North Florida Fair returns

Executive Director Mark Harvey posing next to fair performer Chad Gainey’s sculpture display
Photo by Loren Lyons

The Ferris wheel, funnel cakes and the animals are among the attractions at the annual North Florida Fair. It will kick-off Thursday, Nov. 7  and run through Nov. 17.

The North Florida Fair is a nonprofit organization that has been part of the Tallahassee community for more than 20 years. On average, about 120,000 people attend the fair each year. Throughout the years the fair has built a relationship with local businesses and community organizations. 

Many local arts programs perform at the fair and gain exposure from it. 

Grady Jefferson, a dancer and member of Tallahassee Community College’s dance team said that he has performed at the fair for three years. His favorite part about performing is being able to touch people from all walks of life. Jefferson believes it helps bring exposure to his dance organizations and it allows the community to see what talent the city has to offer. 

“We enjoy performing every year. We like to bring something different that no one has seen, and it is ministry to us. We dance with a purpose and we enjoy sharing that with the community,” he said. 

Additionally, the performance group Dance Electric Dance Teams has been performing at the fair for 12 years and every year it features new dances for the fair crowd. 

“We have had some of the best supporters at the North Florida Fair. Not only do the dancers love entertaining the crowd they also get rewarded with rides after their performance. The girls are always looking forward to it,” said owner and director Angela Burkhardt-Bowden Parker of Dance Electric Dance Academy. 

City of Tallahassee employee Aurora Hanson previously worked with the Parks and Recreations Center with the 4-H program youth development program. The program allowed kids to complete projects from baking, sewing to arts and crafts. The kids brought their creations to the to be judged at the fair’s contest. The more projects they did the more money they brought in. The kids could win between $10-$20. This small amount made such a big impact on these kids allowing many of them to purchase Christmas gifts for their families, she said. 

“It was fun when I was involved with it. Just seeing the things that the kids did made my day,” said Hanson.

The fair can be a fun place that helps the community. It is an entertainment spot for family and friends to enjoy a night of games, food and attractions. 

There are several ticket promotions that the North Florida Fair will be having to make sure it is economically friendly for families. Opening day will only be $1 for admission and many of the weekdays will have specials to attract the public to attend.  

Executive director of the North Florida Fair, Mark Harvey, said, “I want people to come, that’s why I price it the way I do, it is a very affordable fair.”  

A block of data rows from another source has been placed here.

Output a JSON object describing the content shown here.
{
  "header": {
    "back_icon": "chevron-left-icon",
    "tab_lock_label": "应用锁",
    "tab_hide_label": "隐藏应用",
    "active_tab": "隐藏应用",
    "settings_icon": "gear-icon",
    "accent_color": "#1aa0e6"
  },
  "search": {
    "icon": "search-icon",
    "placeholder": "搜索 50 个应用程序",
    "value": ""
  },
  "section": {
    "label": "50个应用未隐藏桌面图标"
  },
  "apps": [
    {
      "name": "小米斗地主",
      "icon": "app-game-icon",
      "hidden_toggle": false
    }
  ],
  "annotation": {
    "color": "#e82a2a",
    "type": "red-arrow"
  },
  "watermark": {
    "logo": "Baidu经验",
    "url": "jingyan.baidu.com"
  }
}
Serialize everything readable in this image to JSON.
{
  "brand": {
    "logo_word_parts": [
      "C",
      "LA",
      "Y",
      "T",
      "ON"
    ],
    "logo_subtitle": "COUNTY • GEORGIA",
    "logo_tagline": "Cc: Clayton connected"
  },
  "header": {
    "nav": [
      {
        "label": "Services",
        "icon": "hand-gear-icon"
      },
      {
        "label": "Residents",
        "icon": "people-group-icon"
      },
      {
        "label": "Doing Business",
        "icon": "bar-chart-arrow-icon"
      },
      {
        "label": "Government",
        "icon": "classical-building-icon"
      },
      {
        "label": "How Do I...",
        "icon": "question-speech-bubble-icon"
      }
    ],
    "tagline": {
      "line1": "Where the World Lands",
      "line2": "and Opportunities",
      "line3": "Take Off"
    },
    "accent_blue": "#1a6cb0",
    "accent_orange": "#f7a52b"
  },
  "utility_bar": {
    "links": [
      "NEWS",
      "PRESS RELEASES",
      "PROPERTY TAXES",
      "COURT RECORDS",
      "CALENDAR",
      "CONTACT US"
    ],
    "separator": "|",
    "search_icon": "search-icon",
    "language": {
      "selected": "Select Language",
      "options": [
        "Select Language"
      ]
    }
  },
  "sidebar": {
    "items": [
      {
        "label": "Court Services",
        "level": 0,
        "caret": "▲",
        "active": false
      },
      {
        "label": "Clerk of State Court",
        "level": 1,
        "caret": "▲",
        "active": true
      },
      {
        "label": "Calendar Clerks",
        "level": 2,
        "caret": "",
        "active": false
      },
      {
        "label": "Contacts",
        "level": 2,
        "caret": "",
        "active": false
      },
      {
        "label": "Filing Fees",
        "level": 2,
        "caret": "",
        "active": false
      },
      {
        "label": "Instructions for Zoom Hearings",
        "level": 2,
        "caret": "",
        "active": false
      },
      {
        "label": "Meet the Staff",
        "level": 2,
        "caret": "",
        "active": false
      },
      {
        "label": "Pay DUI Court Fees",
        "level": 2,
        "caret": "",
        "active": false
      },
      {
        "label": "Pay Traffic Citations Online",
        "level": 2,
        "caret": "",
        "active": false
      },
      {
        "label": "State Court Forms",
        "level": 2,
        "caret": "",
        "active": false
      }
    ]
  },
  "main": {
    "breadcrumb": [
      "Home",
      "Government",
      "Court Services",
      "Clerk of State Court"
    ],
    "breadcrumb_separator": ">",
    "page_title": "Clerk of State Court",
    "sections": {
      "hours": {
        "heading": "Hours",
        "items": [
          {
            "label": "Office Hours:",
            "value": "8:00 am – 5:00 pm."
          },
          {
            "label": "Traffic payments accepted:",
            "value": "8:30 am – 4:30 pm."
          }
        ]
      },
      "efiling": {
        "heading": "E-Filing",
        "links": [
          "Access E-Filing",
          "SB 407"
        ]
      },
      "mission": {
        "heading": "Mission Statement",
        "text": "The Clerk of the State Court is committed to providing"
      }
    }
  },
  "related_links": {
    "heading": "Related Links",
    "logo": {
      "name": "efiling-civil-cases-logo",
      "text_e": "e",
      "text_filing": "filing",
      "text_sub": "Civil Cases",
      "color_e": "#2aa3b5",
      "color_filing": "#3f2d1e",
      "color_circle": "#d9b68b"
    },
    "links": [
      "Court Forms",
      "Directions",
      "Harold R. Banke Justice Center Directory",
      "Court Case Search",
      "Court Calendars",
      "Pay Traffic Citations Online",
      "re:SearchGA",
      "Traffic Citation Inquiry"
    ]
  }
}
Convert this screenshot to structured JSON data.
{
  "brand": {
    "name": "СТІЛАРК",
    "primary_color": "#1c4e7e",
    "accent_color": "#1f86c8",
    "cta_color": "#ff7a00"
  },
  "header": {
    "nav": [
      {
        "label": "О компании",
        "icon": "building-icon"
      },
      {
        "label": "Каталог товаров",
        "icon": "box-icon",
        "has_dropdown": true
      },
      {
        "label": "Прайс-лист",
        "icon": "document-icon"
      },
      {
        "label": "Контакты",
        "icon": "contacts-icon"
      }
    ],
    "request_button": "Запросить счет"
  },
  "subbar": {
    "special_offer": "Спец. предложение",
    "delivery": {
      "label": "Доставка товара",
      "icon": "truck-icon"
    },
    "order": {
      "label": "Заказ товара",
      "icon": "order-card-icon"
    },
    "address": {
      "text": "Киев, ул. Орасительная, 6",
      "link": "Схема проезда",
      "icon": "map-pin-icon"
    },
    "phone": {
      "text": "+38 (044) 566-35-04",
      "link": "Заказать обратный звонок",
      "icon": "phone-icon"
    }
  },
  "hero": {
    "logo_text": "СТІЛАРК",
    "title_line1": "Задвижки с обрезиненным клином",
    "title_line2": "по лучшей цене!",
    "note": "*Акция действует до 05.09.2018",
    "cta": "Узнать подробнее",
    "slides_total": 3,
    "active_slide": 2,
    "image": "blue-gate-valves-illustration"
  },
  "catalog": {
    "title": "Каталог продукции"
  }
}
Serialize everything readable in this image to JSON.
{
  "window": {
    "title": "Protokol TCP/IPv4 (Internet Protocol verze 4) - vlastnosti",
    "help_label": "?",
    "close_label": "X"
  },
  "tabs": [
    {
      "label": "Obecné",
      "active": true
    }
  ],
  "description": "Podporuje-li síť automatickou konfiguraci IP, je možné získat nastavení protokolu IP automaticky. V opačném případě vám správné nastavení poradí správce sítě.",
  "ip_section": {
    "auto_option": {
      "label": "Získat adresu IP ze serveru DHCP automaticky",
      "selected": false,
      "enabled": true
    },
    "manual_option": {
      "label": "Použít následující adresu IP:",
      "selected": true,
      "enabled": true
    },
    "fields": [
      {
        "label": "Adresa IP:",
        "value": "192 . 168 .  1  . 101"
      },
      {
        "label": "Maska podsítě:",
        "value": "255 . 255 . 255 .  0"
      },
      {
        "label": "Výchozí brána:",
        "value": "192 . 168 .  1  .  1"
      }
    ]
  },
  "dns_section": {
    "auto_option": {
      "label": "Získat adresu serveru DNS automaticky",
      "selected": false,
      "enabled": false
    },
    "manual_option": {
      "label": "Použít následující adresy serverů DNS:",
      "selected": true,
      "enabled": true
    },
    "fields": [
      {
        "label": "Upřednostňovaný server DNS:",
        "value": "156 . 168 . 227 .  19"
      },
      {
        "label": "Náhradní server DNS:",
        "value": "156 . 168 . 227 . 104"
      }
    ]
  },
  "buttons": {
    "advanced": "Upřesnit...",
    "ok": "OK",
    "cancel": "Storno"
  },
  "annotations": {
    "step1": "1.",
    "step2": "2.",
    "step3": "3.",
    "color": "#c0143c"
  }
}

According to the North Florida Fair website, the pre-sales tickets and wrist bands are available now at RCD Shell Stations and Springtime Tallahassee locations.